The provisions of the Bill of Rights the belief that we don’t want to give govt officials absolute
power to pursue investigations and prosecutions, because that approach to crime control would
impose excessive costs on the values of individual liberty, privacy, and due process.
officers’ compliance with the law depends on their own knowledge and decisions as well as
those of their supervisors.
Search & Seizure Concepts
The Fourth Amendment prohibits police officers from undertaking “unreasonable searches and
The supreme court defines a search as an action by law enforcement officials that intrudes on
people’s reasonable expectation of privacy.
Search: Government officials’ examination of and hunt for evidence on a person or in a
place in a manner that intrudes on reasonable expectations of privacy
Reasonable expectation of privacy: The objective standard developed by courts for
determining whether a government intrusion into an individual’s person or property
constitutes a search because it interferes with the individual’s interests that are normally
protected from government examination
many situations raise questions about people’s reasonable expectations.
Although judges do not always answer questions about peoples reasonable expectations in clear,
consistent ways, peoples reasonable expectations about their privacy play a key role in judges
determinations about legal guidelines for police investigations
Coolidge v. New Hampshire (1971)
The court discussed the plain view doctrine, which permits officers to notice and use
evidence items that are visible to them when they are in a location where they are
permitted to be, such as public sidewalks.
Plain view doctrine: Officers may examine and use as evidence, without a
warrant, contraband or evidence that is in open view at a location where they

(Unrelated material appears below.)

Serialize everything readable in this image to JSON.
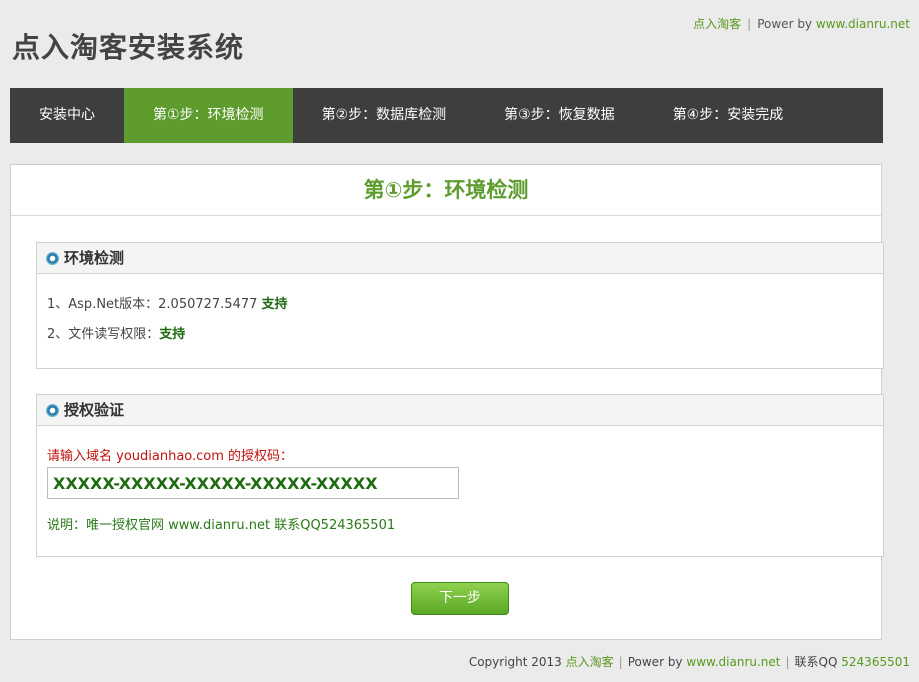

are legally permitted to be.
If u invite officers into your home & they find drugs, they don’t need a warrant
to seize the drugs.
If no search has occurred because of police actions, then the 4
do not apply, and police are free to take those actions
Florida v. Jardines (2013): the supreme court decided that bringing a drug-sniffing dog to the
front door of a house is, indeed, a search.
United States v. Jones (2012): decided that you need a warrant to use GPS on suspects
Seizures: Situations in which police officers use their authority to deprive people of their liberty
or property and that must not be “unreasonable” according to the Fourth Amendment.
Arrest is a form of seizure
Property can also be subject to seizure